“No, no, no,” Blackburn grimaced. “I wasn’t cold. I couldn’t have been.”
“There’s no question,” Bobby said hoarsely.
“No question,” Robinson repeated.
Katherine shrank from her uncle as he had shrunk from her in the library the night of the murder.
“What do you make of it?” the district attorney asked Rawlins.
The detective, who had remained crouched at the side of the grave, arose, brushing the dirt from his hands, shaking his head.
“What is one to make of it, sir?”
Paredes spoke softly to Graham.
“The Cedars wants to be left alone to the dead. We would all be better away from it.”
“You won’t go yet awhile,” Robinson said gruffly. “Don’t forget you’re still under bond.”
The detail no longer seemed of importance to Bobby. The mystery, centreing in the empty grave, was apparently inexplicable. He experienced a great pity for his grandfather; and, recalling that strengthening moment with Katherine, he made up his mind that there was only one course for him. It might be dangerous in itself, yet, on the other hand, he couldn’t go to Katherine while his share in the mystery of the Cedars remained so darkly shadowed. He had no right to withhold anything, and he wouldn’t ask Graham’s advice. He had stepped all at once into the mastery of his own destiny. He would tell Robinson, therefore, everything he knew, from the party with Maria and Paredes in New York, through his unconscious wanderings around the house on the night of the first murder, to the moment when Graham had stopped his somnambulistic excursion down the stairs.
Robinson turned his light away from the grave.
“There’s nothing more to do here. Let us go back.”
The little party straggled through the snow to the house. The hall fire smouldered as pleasantly as it had done before they had set forth, yet an interminable period seemed to have elapsed. Silas Blackburn went close to the fire. He sank in a chair, trembling.
“I’m so cold,” he whined. “I’ve never been so cold. What is the matter with me? For God’s sake tell me what is the matter! Katherine—if—if nothing happens, we’ll close the Cedars. We’ll go to the city where there are lots of lights.”
“If you’d only listened to Bobby and me and gone long ago,” she said.
Robinson stared at the fire.
“I’m about beaten,” he muttered wearily.
Rawlins, with an air of stealth, walked upstairs. Graham, after a moment’s hesitation, followed him. Bobby wondered why they went. He caught Robinson’s eye. He indicated he would like to speak to him in the library. As he left the hall he saw Paredes, who had not removed his hat or coat, start for the front door.
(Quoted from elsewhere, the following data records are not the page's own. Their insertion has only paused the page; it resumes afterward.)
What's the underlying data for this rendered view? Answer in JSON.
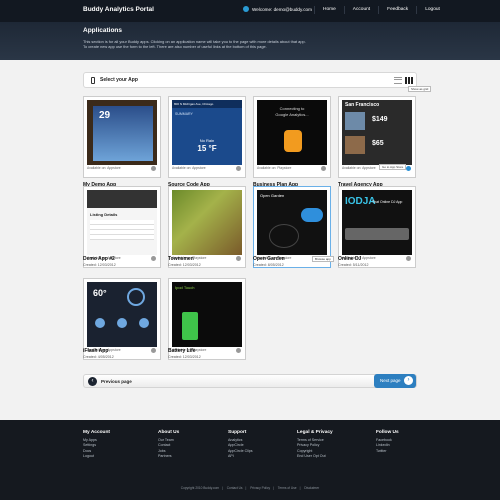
{
  "header": {
    "brand": "Buddy Analytics Portal",
    "welcome": "Welcome: demo@buddy.com",
    "nav": [
      "Home",
      "Account",
      "Feedback",
      "Logout"
    ]
  },
  "hero": {
    "title": "Applications",
    "lines": [
      "This section is for all your Buddy apps. Clicking on an application name will take you to the page with more details about that app.",
      "To create new app use the form to the left. There are also number of useful links at the bottom of this page."
    ]
  },
  "panel": {
    "title": "Select your App",
    "tooltip_grid": "Show as grid"
  },
  "apps": [
    {
      "name": "My Demo App",
      "created": "Created: 5/05/2012",
      "platform": "Available on: Appstore"
    },
    {
      "name": "Source Code App",
      "created": "Created: 12/03/2012",
      "platform": "Available on: Appstore"
    },
    {
      "name": "Business Plan App",
      "created": "Created: 8/05/2012",
      "platform": "Available on: Playstore"
    },
    {
      "name": "Travel Agency App",
      "created": "Created: 5/11/2012",
      "platform": "Available on: Appstore"
    },
    {
      "name": "Demo App #2",
      "created": "Created: 12/03/2012",
      "platform": "Available on: Appstore"
    },
    {
      "name": "Townsmen",
      "created": "Created: 12/03/2012",
      "platform": "Available on: Playstore"
    },
    {
      "name": "Open Garden",
      "created": "Created: 8/05/2012",
      "platform": "Available on: Playstore"
    },
    {
      "name": "Online DJ",
      "created": "Created: 5/11/2012",
      "platform": "Available on: Appstore"
    },
    {
      "name": "iFlash App",
      "created": "Created: 4/05/2012",
      "platform": "Available on: Appstore"
    },
    {
      "name": "Battery Life",
      "created": "Created: 12/03/2012",
      "platform": "Available on: Playstore"
    }
  ],
  "thumbs": {
    "source_code": {
      "addr": "800 N Michigan Ave, Chicago",
      "label": "SUMMARY",
      "temp": "15 °F",
      "weather": "No Rain"
    },
    "business": {
      "line1": "Connecting to",
      "line2": "Google Analytics..."
    },
    "travel": {
      "city": "San Francisco",
      "price1": "$149",
      "price2": "$65"
    },
    "online_dj": {
      "title": "That Online DJ App"
    },
    "battery": {
      "title": "Ipod Touch"
    },
    "flash": {
      "deg": "60°"
    },
    "garden": {
      "title": "Open Garden"
    },
    "demo2": {
      "title": "Listing Details"
    }
  },
  "tooltips": {
    "tip2": "Go to App Store",
    "tip3": "Browse app"
  },
  "pager": {
    "prev": "Previous page",
    "next": "Next page"
  },
  "footer": {
    "cols": [
      {
        "title": "My Account",
        "links": [
          "My Apps",
          "Settings",
          "Docs",
          "Logout"
        ]
      },
      {
        "title": "About Us",
        "links": [
          "Our Team",
          "Contact",
          "Jobs",
          "Partners"
        ]
      },
      {
        "title": "Support",
        "links": [
          "Analytics",
          "AppCircle",
          "AppCircle Clips",
          "API"
        ]
      },
      {
        "title": "Legal & Privacy",
        "links": [
          "Terms of Service",
          "Privacy Policy",
          "Copyright",
          "End User Opt Out"
        ]
      },
      {
        "title": "Follow Us",
        "links": [
          "Facebook",
          "LinkedIn",
          "Twitter"
        ]
      }
    ],
    "bottom": [
      "Copyright 2010 Buddy.com",
      "Contact Us",
      "Privacy Policy",
      "Terms of Use",
      "Disclaimer"
    ]
  }
}
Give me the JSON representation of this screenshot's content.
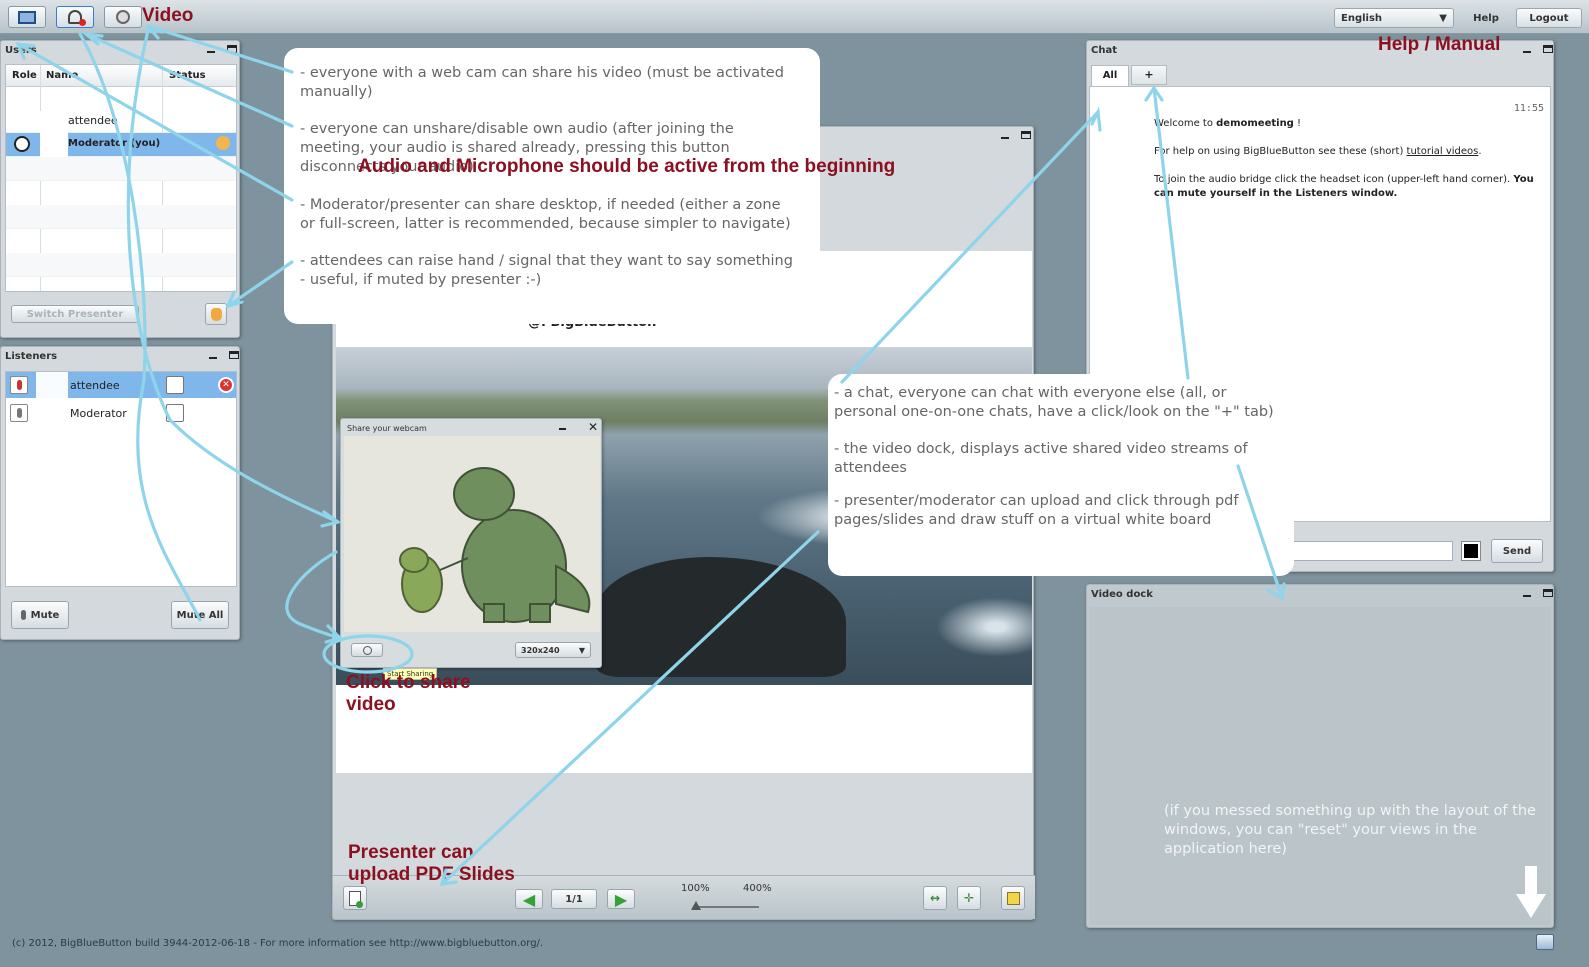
{
  "topbar": {
    "language": "English",
    "help": "Help",
    "logout": "Logout"
  },
  "annotations": {
    "video": "Video",
    "help_manual": "Help / Manual",
    "audio_mic": "Audio and Microphone should be active from the beginning",
    "click_share_1": "Click to share",
    "click_share_2": "video",
    "presenter_upload_1": "Presenter can",
    "presenter_upload_2": "upload PDF Slides"
  },
  "callout_left": {
    "p1": "- everyone with a web cam can share his video (must be activated manually)",
    "p2a": "- everyone can unshare/disable own audio (after joining the meeting, your audio is shared already, pressing this button disconnects your audio)",
    "p3": "- Moderator/presenter can share desktop, if needed (either a zone or full-screen, latter is recommended, because simpler to navigate)",
    "p4": "- attendees can raise hand / signal that they want to say something - useful, if muted by presenter :-)"
  },
  "callout_right": {
    "p1": "- a chat, everyone can chat with everyone else (all, or personal one-on-one chats, have a click/look on the \"+\" tab)",
    "p2": "- the video dock, displays active shared video streams of attendees",
    "p3": "- presenter/moderator can upload and click through pdf pages/slides and draw stuff on a virtual white board"
  },
  "reset_note": "(if you messed something up with the layout of the windows, you can \"reset\" your views in the application here)",
  "users": {
    "title": "Users",
    "columns": [
      "Role",
      "Name",
      "Status"
    ],
    "rows": [
      {
        "name": "attendee"
      },
      {
        "name": "Moderator (you)"
      }
    ],
    "switch_presenter": "Switch Presenter"
  },
  "listeners": {
    "title": "Listeners",
    "rows": [
      {
        "name": "attendee"
      },
      {
        "name": "Moderator"
      }
    ],
    "mute": "Mute",
    "mute_all": "Mute All"
  },
  "presentation": {
    "slide_text": "@. BigBlueButton",
    "page": "1/1",
    "zoom_min": "100%",
    "zoom_max": "400%"
  },
  "webcam": {
    "title": "Share your webcam",
    "resolution": "320x240",
    "tooltip": "Start Sharing"
  },
  "chat": {
    "title": "Chat",
    "tab_all": "All",
    "tab_plus": "+",
    "time": "11:55",
    "welcome_prefix": "Welcome to ",
    "meeting": "demomeeting",
    "welcome_suffix": " !",
    "help_text": "For help on using BigBlueButton see these (short) ",
    "help_link": "tutorial videos",
    "audio_text": "To join the audio bridge click the headset icon (upper-left hand corner). ",
    "audio_bold": "You can mute yourself in the Listeners window.",
    "send": "Send"
  },
  "video_dock": {
    "title": "Video dock"
  },
  "footer": "(c) 2012, BigBlueButton build 3944-2012-06-18 - For more information see http://www.bigbluebutton.org/."
}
“Where are you going?” he heard Robinson demand.
Paredes’s reply came glibly.
“Only to walk up and down in the court. The house oppresses me more than ever to-night. I feel with Mr. Blackburn that it is no place to stay.”